Sign In

Please sign in to access your account

Cancel

Not already registered? Create an account now. ×

Sorry, this resource is locked

Please register or sign in to request access. If you are having problems accessing these resources please email lecturers@cambridge.org

Register Sign in
Please note that this file is password protected. You will be asked to input your password on the next screen.

» Proceed

You are now leaving the Cambridge University Press website. Your eBook purchase and download will be completed by our partner www.ebooks.com. Please see the permission section of the www.ebooks.com catalogue page for details of the print & copy limits on our eBooks.

Continue ×

Continue ×

Continue ×

Find content that relates to you

This site uses cookies to improve your experience. Read more Close

Are you sure you want to delete your account?

This cannot be undone.

Cancel

Thank you for your feedback which will help us improve our service.

If you requested a response, we will make sure to get back to you shortly.

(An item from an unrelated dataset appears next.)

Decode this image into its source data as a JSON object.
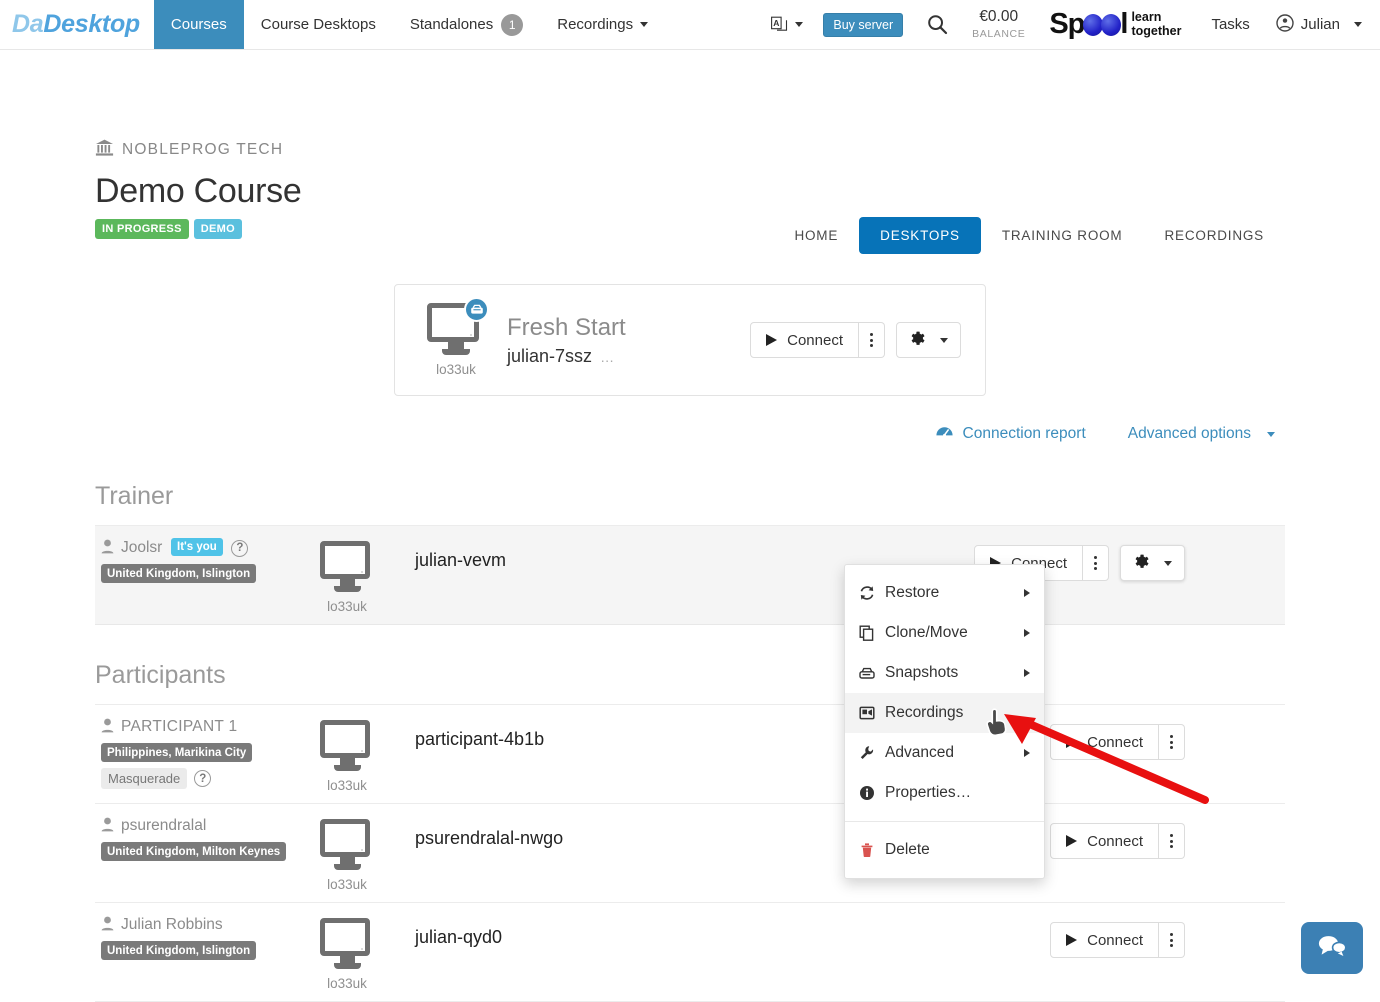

×
Please fill in the required fields in your feedback submission.
×